In the entries below, find each line with the word "adjustment" and return it.

**Data for review**.
↓
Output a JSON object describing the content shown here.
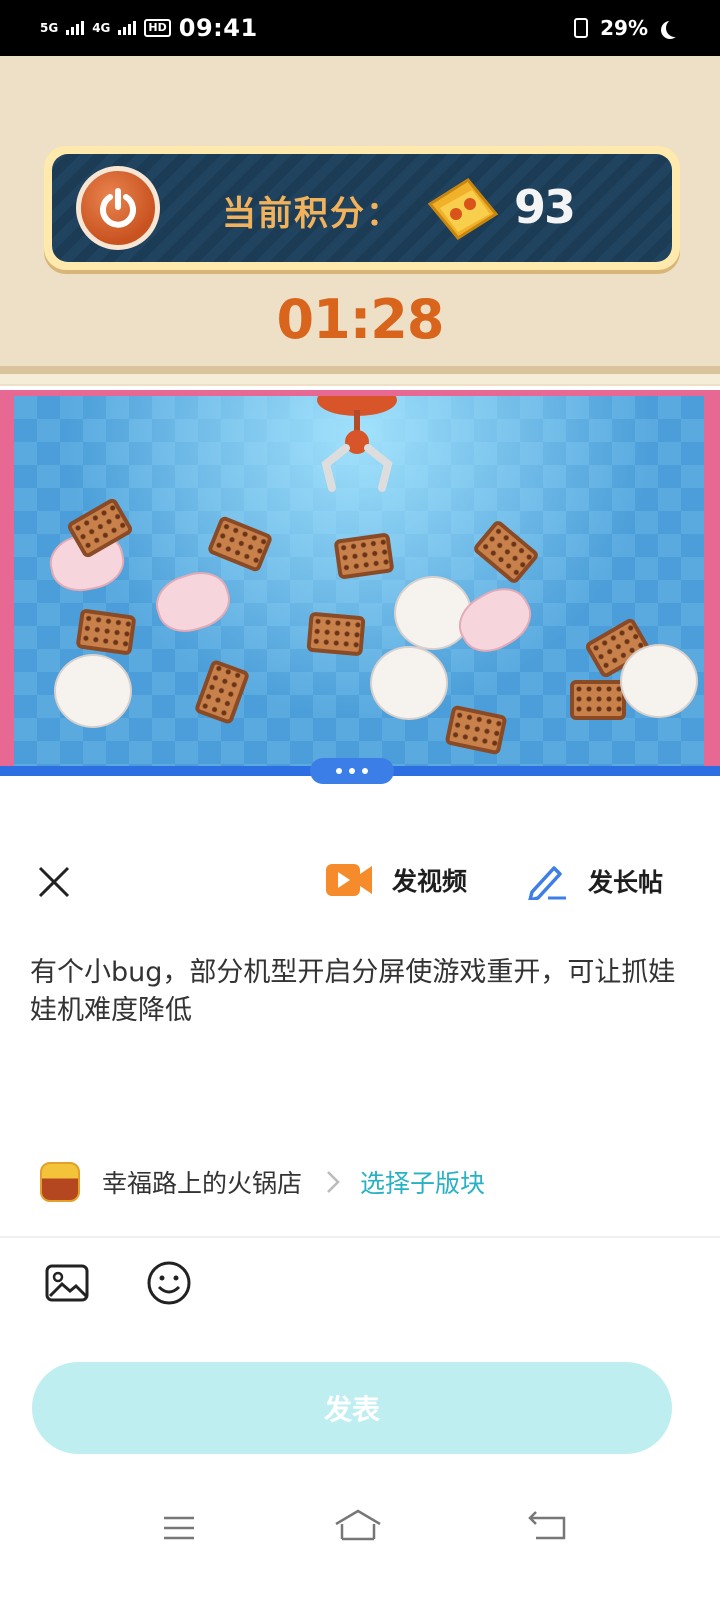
{
  "status_bar": {
    "network_1": "5G",
    "network_2": "4G",
    "hd": "HD",
    "time": "09:41",
    "battery": "29%"
  },
  "game": {
    "score_label": "当前积分：",
    "score_value": "93",
    "timer": "01:28"
  },
  "composer": {
    "video_label": "发视频",
    "long_post_label": "发长帖",
    "post_text": "有个小bug，部分机型开启分屏使游戏重开，可让抓娃娃机难度降低",
    "forum_name": "幸福路上的火锅店",
    "sub_forum_label": "选择子版块",
    "publish_label": "发表",
    "colors": {
      "accent": "#27b2c4",
      "publish_bg": "#bfeef0",
      "video_icon": "#f58b2a",
      "pen_icon": "#3d7fe6"
    }
  },
  "icons": [
    "close-icon",
    "video-icon",
    "pen-icon",
    "image-icon",
    "emoji-icon",
    "chevron-right-icon",
    "menu-icon",
    "home-icon",
    "back-icon",
    "power-icon",
    "ticket-icon"
  ]
}
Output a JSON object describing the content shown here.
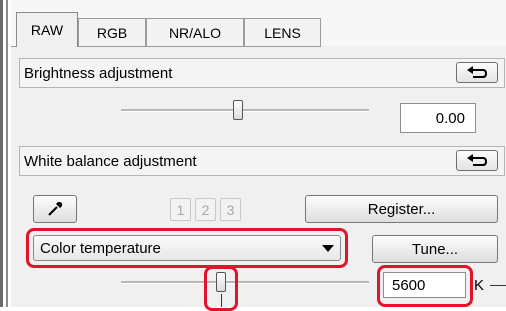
{
  "tabs": [
    {
      "label": "RAW",
      "active": true
    },
    {
      "label": "RGB",
      "active": false
    },
    {
      "label": "NR/ALO",
      "active": false
    },
    {
      "label": "LENS",
      "active": false
    }
  ],
  "brightness": {
    "title": "Brightness adjustment",
    "value": "0.00"
  },
  "white_balance": {
    "title": "White balance adjustment",
    "preset_buttons": [
      "1",
      "2",
      "3"
    ],
    "register_label": "Register...",
    "mode_selected": "Color temperature",
    "tune_label": "Tune...",
    "temperature_value": "5600",
    "temperature_unit": "K"
  },
  "colors": {
    "highlight": "#e0142b",
    "panel_bg": "#f0f0f0"
  },
  "icons": [
    "reset-arrow-icon",
    "eyedropper-icon",
    "dropdown-caret-icon"
  ]
}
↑
**Exercise solution**.
    "title": "Brightness adjustment",
    "title": "White balance adjustment",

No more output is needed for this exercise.